## Exercise directions
The answer should be one number only, namely how many lines of the records hold the word "title".

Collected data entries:
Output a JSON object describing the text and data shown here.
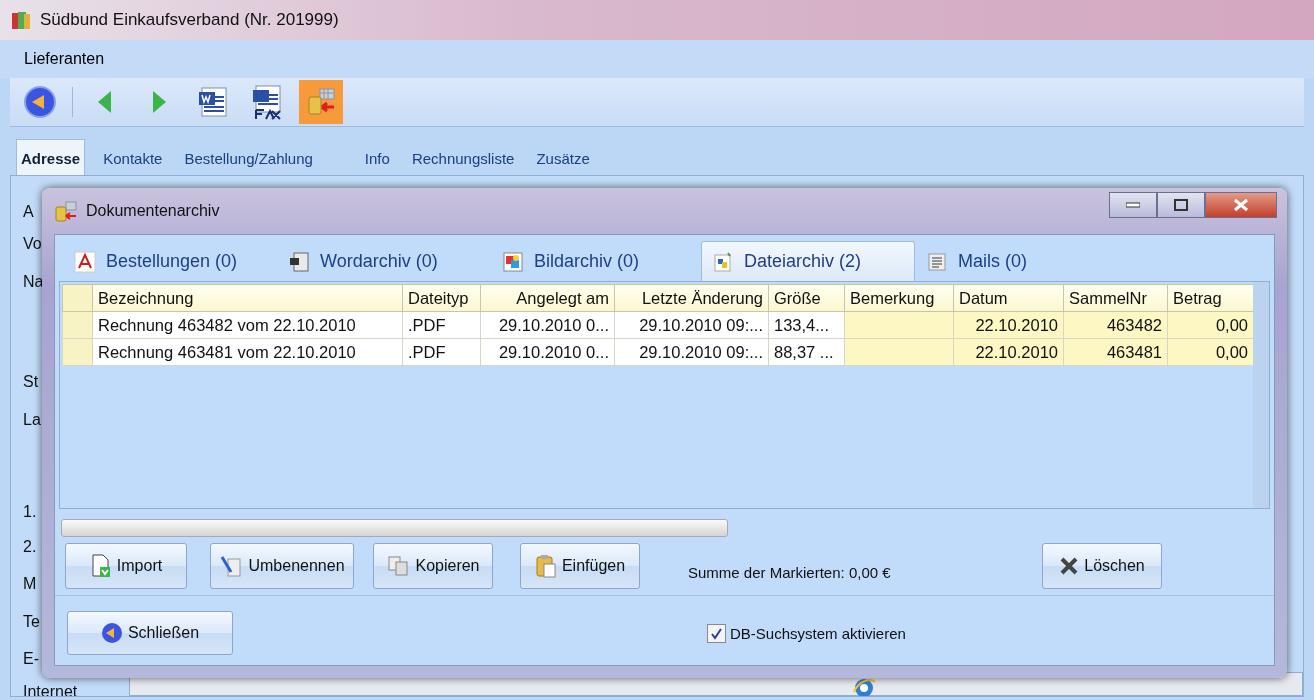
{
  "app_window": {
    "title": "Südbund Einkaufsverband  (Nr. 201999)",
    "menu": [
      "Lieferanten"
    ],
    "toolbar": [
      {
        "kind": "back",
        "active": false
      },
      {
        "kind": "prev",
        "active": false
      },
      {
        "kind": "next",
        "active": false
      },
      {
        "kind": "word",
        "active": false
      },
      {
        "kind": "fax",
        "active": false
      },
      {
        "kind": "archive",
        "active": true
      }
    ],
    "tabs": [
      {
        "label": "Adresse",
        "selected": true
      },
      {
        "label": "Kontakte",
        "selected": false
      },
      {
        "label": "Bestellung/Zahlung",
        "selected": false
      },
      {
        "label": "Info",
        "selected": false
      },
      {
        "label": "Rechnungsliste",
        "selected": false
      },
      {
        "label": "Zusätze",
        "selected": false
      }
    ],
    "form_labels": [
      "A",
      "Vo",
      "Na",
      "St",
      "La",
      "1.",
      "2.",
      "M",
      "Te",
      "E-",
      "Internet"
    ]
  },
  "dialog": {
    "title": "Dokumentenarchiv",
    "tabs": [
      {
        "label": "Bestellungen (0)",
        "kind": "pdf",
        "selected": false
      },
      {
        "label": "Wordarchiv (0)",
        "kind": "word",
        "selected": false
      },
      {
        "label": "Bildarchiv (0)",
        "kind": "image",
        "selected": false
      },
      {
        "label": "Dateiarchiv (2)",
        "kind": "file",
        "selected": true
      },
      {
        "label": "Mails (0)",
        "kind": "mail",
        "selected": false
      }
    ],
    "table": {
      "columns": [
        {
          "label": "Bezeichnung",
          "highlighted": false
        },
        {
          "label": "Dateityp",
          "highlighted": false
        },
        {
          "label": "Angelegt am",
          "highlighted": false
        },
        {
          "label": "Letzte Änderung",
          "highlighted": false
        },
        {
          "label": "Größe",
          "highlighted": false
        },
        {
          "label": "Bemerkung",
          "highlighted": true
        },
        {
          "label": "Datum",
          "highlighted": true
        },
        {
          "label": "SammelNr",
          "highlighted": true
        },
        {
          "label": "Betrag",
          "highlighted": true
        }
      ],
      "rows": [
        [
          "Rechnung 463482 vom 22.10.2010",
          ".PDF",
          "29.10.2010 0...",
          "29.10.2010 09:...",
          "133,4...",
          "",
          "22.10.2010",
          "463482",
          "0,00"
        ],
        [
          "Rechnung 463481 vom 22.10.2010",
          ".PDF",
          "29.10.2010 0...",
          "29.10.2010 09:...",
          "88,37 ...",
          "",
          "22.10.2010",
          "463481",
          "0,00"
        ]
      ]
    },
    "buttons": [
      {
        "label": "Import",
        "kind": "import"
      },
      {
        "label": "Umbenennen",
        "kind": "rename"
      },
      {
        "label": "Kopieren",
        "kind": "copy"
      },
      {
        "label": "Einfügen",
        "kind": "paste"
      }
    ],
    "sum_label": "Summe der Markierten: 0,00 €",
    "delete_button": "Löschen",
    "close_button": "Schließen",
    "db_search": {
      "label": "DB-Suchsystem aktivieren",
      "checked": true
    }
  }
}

## Result of this exercise
2